Data about app and page elements
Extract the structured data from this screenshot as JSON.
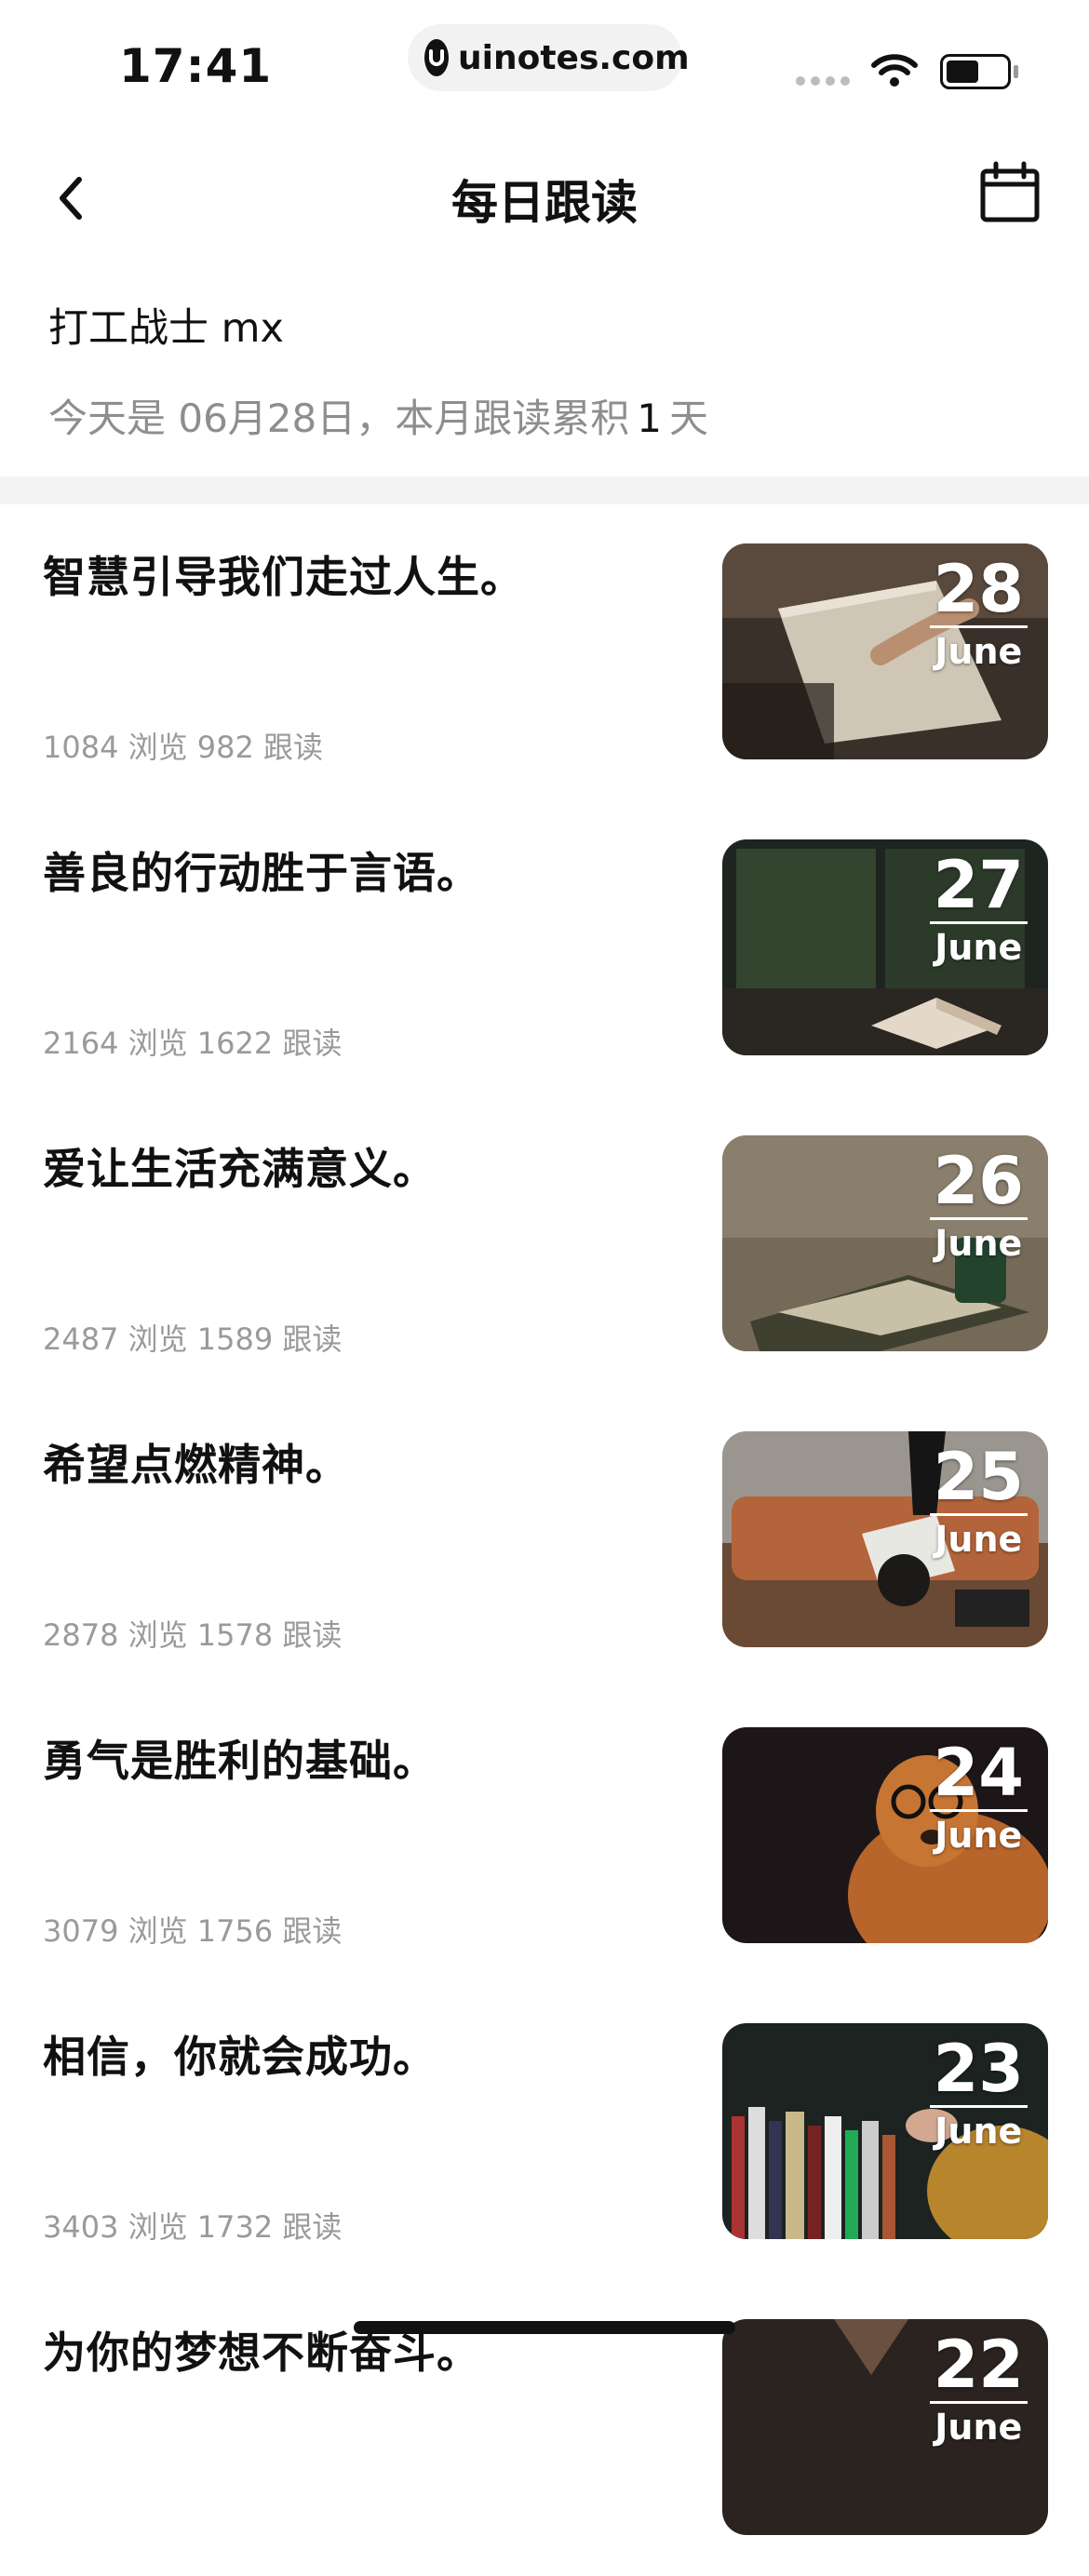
{
  "status": {
    "time": "17:41",
    "url": "uinotes.com"
  },
  "nav": {
    "title": "每日跟读"
  },
  "header": {
    "user_name": "打工战士 mx",
    "summary_prefix": "今天是 06月28日，本月跟读累积",
    "summary_count": "1",
    "summary_suffix": "天"
  },
  "items": [
    {
      "title": "智慧引导我们走过人生。",
      "stats": "1084 浏览 982 跟读",
      "day": "28",
      "month": "June",
      "image": "reading-book-hand"
    },
    {
      "title": "善良的行动胜于言语。",
      "stats": "2164 浏览 1622 跟读",
      "day": "27",
      "month": "June",
      "image": "book-by-window"
    },
    {
      "title": "爱让生活充满意义。",
      "stats": "2487 浏览 1589 跟读",
      "day": "26",
      "month": "June",
      "image": "book-and-mug"
    },
    {
      "title": "希望点燃精神。",
      "stats": "2878 浏览 1578 跟读",
      "day": "25",
      "month": "June",
      "image": "person-reading-on-sofa"
    },
    {
      "title": "勇气是胜利的基础。",
      "stats": "3079 浏览 1756 跟读",
      "day": "24",
      "month": "June",
      "image": "dog-with-glasses"
    },
    {
      "title": "相信，你就会成功。",
      "stats": "3403 浏览 1732 跟读",
      "day": "23",
      "month": "June",
      "image": "bookshelf-hand"
    },
    {
      "title": "为你的梦想不断奋斗。",
      "stats": "",
      "day": "22",
      "month": "June",
      "image": "partial"
    }
  ]
}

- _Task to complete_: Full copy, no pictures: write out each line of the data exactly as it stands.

- _Solution_:
Extract the structured data from this screenshot as JSON.
{
  "status": {
    "time": "17:41",
    "url": "uinotes.com"
  },
  "nav": {
    "title": "每日跟读"
  },
  "header": {
    "user_name": "打工战士 mx",
    "summary_prefix": "今天是 06月28日，本月跟读累积",
    "summary_count": "1",
    "summary_suffix": "天"
  },
  "items": [
    {
      "title": "智慧引导我们走过人生。",
      "stats": "1084 浏览 982 跟读",
      "day": "28",
      "month": "June",
      "image": "reading-book-hand"
    },
    {
      "title": "善良的行动胜于言语。",
      "stats": "2164 浏览 1622 跟读",
      "day": "27",
      "month": "June",
      "image": "book-by-window"
    },
    {
      "title": "爱让生活充满意义。",
      "stats": "2487 浏览 1589 跟读",
      "day": "26",
      "month": "June",
      "image": "book-and-mug"
    },
    {
      "title": "希望点燃精神。",
      "stats": "2878 浏览 1578 跟读",
      "day": "25",
      "month": "June",
      "image": "person-reading-on-sofa"
    },
    {
      "title": "勇气是胜利的基础。",
      "stats": "3079 浏览 1756 跟读",
      "day": "24",
      "month": "June",
      "image": "dog-with-glasses"
    },
    {
      "title": "相信，你就会成功。",
      "stats": "3403 浏览 1732 跟读",
      "day": "23",
      "month": "June",
      "image": "bookshelf-hand"
    },
    {
      "title": "为你的梦想不断奋斗。",
      "stats": "",
      "day": "22",
      "month": "June",
      "image": "partial"
    }
  ]
}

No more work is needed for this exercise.